Alice Bravo, PhD, BCBA-D, is an Assistant Professor in the School of Education at Seattle Pacific University and a Research Associate with the University of Washington’s (UW) School Mental Health Assessment Research and Training Center. She earned her BA in Psychology from Scripps College, her MEd in Intellectual Disability/Autism: Early Childhood Education from Teachers College, Columbia University, and her PhD in Special Education from the UW. Prior to pursuing her doctorate, Dr. Bravo worked as an early childhood special educator in the Part C early intervention system and as a behavior specialist providing remote and in-person home-, clinic-, and school-based services. Her research focuses on early social communication intervention for children with autism, and caregiver and paraprofessional training and coaching in evidence-based practices.

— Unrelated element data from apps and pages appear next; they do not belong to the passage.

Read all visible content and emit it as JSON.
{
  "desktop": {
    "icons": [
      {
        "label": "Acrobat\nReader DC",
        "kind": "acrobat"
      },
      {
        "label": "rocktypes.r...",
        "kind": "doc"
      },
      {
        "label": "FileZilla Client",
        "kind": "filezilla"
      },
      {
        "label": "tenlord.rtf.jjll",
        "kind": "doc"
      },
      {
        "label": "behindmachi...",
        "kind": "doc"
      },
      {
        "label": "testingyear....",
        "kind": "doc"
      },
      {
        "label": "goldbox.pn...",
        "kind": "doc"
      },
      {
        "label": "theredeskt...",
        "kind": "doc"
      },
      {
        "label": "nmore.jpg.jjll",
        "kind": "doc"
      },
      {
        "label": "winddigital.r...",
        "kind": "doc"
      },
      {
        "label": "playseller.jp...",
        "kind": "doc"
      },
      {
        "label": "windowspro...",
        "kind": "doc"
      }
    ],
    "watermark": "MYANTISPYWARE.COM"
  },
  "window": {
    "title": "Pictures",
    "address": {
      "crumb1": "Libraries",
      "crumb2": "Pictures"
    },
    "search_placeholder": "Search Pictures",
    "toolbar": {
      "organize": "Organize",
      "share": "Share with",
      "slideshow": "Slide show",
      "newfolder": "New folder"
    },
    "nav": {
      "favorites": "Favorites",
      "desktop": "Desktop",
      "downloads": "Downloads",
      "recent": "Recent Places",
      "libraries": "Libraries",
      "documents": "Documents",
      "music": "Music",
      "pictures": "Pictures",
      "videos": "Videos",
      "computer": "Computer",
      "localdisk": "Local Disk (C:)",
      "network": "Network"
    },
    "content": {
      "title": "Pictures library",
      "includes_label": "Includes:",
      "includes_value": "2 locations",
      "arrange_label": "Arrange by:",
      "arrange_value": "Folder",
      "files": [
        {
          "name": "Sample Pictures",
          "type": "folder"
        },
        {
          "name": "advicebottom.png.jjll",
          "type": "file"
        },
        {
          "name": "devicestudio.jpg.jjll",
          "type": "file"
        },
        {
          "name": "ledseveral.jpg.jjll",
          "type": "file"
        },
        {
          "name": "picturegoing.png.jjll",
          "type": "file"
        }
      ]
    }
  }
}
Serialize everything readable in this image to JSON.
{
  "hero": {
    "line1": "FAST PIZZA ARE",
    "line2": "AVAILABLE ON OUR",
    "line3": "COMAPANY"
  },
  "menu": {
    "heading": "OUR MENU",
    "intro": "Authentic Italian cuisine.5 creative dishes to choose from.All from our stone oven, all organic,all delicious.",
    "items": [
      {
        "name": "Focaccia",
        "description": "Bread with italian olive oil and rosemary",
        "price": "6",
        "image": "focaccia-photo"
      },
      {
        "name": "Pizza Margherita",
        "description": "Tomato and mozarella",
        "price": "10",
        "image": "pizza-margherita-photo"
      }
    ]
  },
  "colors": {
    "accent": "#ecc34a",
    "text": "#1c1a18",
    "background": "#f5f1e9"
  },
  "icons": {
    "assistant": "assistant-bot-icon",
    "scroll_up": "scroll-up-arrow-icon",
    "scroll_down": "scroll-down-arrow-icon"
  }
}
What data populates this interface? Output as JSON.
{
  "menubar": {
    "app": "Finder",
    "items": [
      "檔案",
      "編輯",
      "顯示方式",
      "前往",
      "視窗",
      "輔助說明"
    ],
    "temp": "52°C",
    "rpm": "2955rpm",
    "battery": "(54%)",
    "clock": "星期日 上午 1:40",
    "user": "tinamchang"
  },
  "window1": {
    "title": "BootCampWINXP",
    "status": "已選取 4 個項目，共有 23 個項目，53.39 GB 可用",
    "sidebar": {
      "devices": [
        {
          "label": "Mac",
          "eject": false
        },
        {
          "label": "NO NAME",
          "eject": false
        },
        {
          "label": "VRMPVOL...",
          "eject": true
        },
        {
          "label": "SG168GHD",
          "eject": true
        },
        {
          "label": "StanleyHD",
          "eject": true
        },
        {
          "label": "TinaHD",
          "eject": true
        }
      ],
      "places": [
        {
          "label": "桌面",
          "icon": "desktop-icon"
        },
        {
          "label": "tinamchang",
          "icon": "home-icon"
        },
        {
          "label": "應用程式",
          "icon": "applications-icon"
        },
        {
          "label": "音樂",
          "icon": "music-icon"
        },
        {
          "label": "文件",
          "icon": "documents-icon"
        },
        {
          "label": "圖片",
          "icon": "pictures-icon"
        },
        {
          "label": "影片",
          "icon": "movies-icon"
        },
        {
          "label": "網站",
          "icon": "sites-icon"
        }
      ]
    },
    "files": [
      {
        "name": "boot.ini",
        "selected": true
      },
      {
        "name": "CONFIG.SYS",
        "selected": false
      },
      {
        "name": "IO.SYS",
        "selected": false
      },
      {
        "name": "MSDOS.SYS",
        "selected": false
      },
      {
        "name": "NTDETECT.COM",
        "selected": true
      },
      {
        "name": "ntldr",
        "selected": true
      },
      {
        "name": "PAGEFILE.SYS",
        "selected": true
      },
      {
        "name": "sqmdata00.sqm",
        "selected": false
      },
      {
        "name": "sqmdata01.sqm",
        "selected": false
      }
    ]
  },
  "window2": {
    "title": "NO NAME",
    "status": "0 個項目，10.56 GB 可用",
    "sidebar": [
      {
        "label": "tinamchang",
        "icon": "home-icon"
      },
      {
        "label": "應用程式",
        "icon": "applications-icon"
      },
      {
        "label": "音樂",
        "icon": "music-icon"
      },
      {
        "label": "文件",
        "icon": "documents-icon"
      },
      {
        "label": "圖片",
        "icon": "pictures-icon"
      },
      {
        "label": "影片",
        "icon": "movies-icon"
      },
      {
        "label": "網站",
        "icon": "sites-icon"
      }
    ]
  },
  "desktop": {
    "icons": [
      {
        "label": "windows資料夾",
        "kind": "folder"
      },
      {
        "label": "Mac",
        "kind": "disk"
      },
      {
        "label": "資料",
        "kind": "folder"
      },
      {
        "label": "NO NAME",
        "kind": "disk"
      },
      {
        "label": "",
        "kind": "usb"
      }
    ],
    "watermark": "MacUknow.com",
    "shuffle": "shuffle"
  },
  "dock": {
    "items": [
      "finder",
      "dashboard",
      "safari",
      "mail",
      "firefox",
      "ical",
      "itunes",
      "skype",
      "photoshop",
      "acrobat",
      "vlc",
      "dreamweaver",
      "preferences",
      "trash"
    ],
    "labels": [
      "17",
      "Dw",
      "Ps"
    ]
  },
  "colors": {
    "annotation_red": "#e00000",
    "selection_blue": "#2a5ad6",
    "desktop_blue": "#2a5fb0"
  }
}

Jill Locke, PhD
Jill Locke, PhD, is a Research Assistant Professor in the Department of Speech and Hearing Sciences at the University of Washington (UW) and core faculty at the UW School Mental Health Assessment Research and Training Center and research affiliate at the Seattle Children’s Autism Center. Dr. Locke received her doctorate in Education from UCLA in 2010 and completed her postdoctoral fellowship in the Department of Psychiatry at the University of Pennsylvania in 2013. Her research focuses on the: 1) social functioning of children with autism; 2) identification and implementation of evidence-based practices for individuals with autism in real-world settings; and 3) factors that predict successful implementation of evidence-based practices in schools. She is currently the principal investigator of an NIMH K01 Career Development Award that uses mixed methods to examine the individual and organizational factors that predict successful implementation and sustainment of evidence-based practices for children with autism in public schools. Most recently, Dr. Locke was the PI of a pilot grant to study the feasibility and acceptability of a peer-mentoring program, MOSSAIC, for college students with ASD and the co-PI of a pilot grant that launched the PREP for IT program focused on career development and employment for college students with ASD interested in IT. Her research has highlighted the importance of collaborating with community stakeholders such as public schools and the reality of working within the constraints of large, publicly funded systems, their timeline (e.g. school calendar year), and with their personnel.
Karen Bearss, PhD
Karen Bearss, PhD, is Assistant Professor in the Department of Psychiatry and Behavioral Sciences at the University of Washington (UW). She earned her B.S. in Psychology as well as her M.S. and Ph.D. in Clinical Psychology at the University of Florida. Prior to joining the UW community, she served as an Associate Research Scientist at the School of Nursing and Child Study Center at Yale University and Assistant Professor at Emory University where her work focused on parenting interventions for children with disruptive behaviors, as well as the dissemination and implementation of evidence-based treatments into community mental health centers. At UW, she works at the Seattle Children’s Autism Center where she oversees the RUBI Parent Training Clinic while continuing to focus on developing, evaluating and implementing evidence-based parenting interventions for children with autism spectrum disorder.